Exercise aim> Go through the records below and show every line with the string "false".

Data supplied>
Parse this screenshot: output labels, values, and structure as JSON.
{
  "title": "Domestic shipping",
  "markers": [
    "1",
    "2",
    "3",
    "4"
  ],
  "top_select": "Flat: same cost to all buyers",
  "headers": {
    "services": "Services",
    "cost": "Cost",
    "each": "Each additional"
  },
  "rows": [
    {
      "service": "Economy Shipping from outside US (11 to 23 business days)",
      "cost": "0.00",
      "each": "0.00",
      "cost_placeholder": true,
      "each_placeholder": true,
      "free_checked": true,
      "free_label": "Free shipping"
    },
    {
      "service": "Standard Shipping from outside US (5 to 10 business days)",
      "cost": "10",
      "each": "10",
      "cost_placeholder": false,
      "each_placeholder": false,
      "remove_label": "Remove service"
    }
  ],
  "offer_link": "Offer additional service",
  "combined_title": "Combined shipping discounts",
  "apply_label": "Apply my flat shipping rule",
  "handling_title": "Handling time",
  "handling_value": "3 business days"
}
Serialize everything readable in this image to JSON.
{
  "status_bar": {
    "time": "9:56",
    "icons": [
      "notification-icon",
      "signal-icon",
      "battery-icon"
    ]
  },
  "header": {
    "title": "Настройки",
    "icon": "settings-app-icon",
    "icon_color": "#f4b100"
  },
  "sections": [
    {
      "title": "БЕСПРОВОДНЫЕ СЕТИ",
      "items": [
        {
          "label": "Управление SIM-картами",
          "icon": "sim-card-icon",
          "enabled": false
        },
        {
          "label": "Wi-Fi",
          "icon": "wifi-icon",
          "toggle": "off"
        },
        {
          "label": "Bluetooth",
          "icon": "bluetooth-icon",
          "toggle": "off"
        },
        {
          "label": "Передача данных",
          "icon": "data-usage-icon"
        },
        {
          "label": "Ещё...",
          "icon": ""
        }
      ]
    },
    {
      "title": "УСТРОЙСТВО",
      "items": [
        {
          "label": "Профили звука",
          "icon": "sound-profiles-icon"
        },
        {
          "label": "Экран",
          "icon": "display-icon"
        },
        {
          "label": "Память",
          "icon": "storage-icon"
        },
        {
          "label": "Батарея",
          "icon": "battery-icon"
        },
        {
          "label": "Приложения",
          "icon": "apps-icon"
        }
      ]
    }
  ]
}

Worked solution>
      "cost_placeholder": false,
      "each_placeholder": false,
          "enabled": false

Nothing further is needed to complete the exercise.